» EXERCISE INSTRUCTIONS:
Without including any pictures, write out the listing below exactly.

» RECORDS SHOWN:
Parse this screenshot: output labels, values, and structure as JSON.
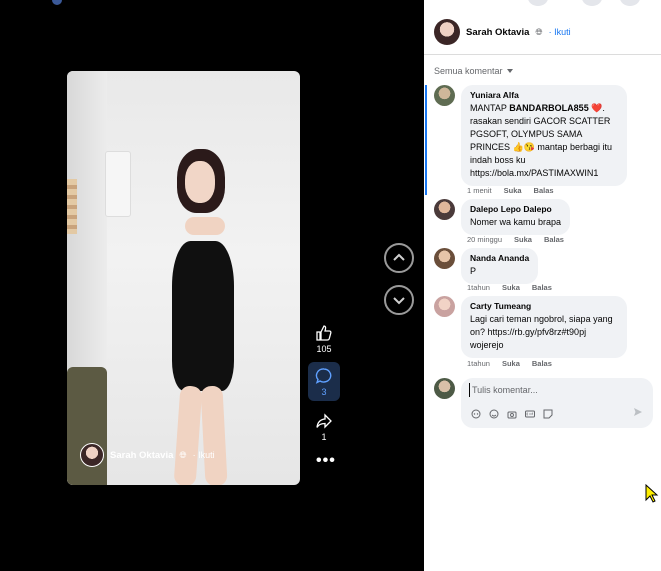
{
  "viewer": {
    "owner_name": "Sarah Oktavia",
    "owner_follow": "· Ikuti",
    "likes": "105",
    "comments": "3",
    "shares": "1",
    "more": "•••"
  },
  "panel": {
    "owner_name": "Sarah Oktavia",
    "owner_follow": "· Ikuti",
    "sort_label": "Semua komentar",
    "comments": [
      {
        "author": "Yuniara Alfa",
        "text_pre": "MANTAP ",
        "text_bold": "BANDARBOLA855",
        "text_post": " ❤️. rasakan sendiri GACOR SCATTER PGSOFT, OLYMPUS SAMA PRINCES 👍😘 mantap berbagi itu indah boss ku https://bola.mx/PASTIMAXWIN1",
        "time": "1 menit",
        "like": "Suka",
        "reply": "Balas"
      },
      {
        "author": "Dalepo Lepo Dalepo",
        "text": "Nomer wa kamu brapa",
        "time": "20 minggu",
        "like": "Suka",
        "reply": "Balas"
      },
      {
        "author": "Nanda Ananda",
        "text": "P",
        "time": "1tahun",
        "like": "Suka",
        "reply": "Balas"
      },
      {
        "author": "Carty Tumeang",
        "text": "Lagi cari teman ngobrol, siapa yang on? https://rb.gy/pfv8rz#t90pj wojerejo",
        "time": "1tahun",
        "like": "Suka",
        "reply": "Balas"
      }
    ],
    "compose_placeholder": "Tulis komentar..."
  },
  "colors": {
    "accent": "#1877f2",
    "bubble": "#f0f2f5",
    "muted": "#65676b"
  }
}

» EXERCISE ANSWER:
Parse this screenshot: output labels, values, and structure as JSON.
{
  "viewer": {
    "owner_name": "Sarah Oktavia",
    "owner_follow": "· Ikuti",
    "likes": "105",
    "comments": "3",
    "shares": "1",
    "more": "•••"
  },
  "panel": {
    "owner_name": "Sarah Oktavia",
    "owner_follow": "· Ikuti",
    "sort_label": "Semua komentar",
    "comments": [
      {
        "author": "Yuniara Alfa",
        "text_pre": "MANTAP ",
        "text_bold": "BANDARBOLA855",
        "text_post": " ❤️. rasakan sendiri GACOR SCATTER PGSOFT, OLYMPUS SAMA PRINCES 👍😘 mantap berbagi itu indah boss ku https://bola.mx/PASTIMAXWIN1",
        "time": "1 menit",
        "like": "Suka",
        "reply": "Balas"
      },
      {
        "author": "Dalepo Lepo Dalepo",
        "text": "Nomer wa kamu brapa",
        "time": "20 minggu",
        "like": "Suka",
        "reply": "Balas"
      },
      {
        "author": "Nanda Ananda",
        "text": "P",
        "time": "1tahun",
        "like": "Suka",
        "reply": "Balas"
      },
      {
        "author": "Carty Tumeang",
        "text": "Lagi cari teman ngobrol, siapa yang on? https://rb.gy/pfv8rz#t90pj wojerejo",
        "time": "1tahun",
        "like": "Suka",
        "reply": "Balas"
      }
    ],
    "compose_placeholder": "Tulis komentar..."
  },
  "colors": {
    "accent": "#1877f2",
    "bubble": "#f0f2f5",
    "muted": "#65676b"
  }
}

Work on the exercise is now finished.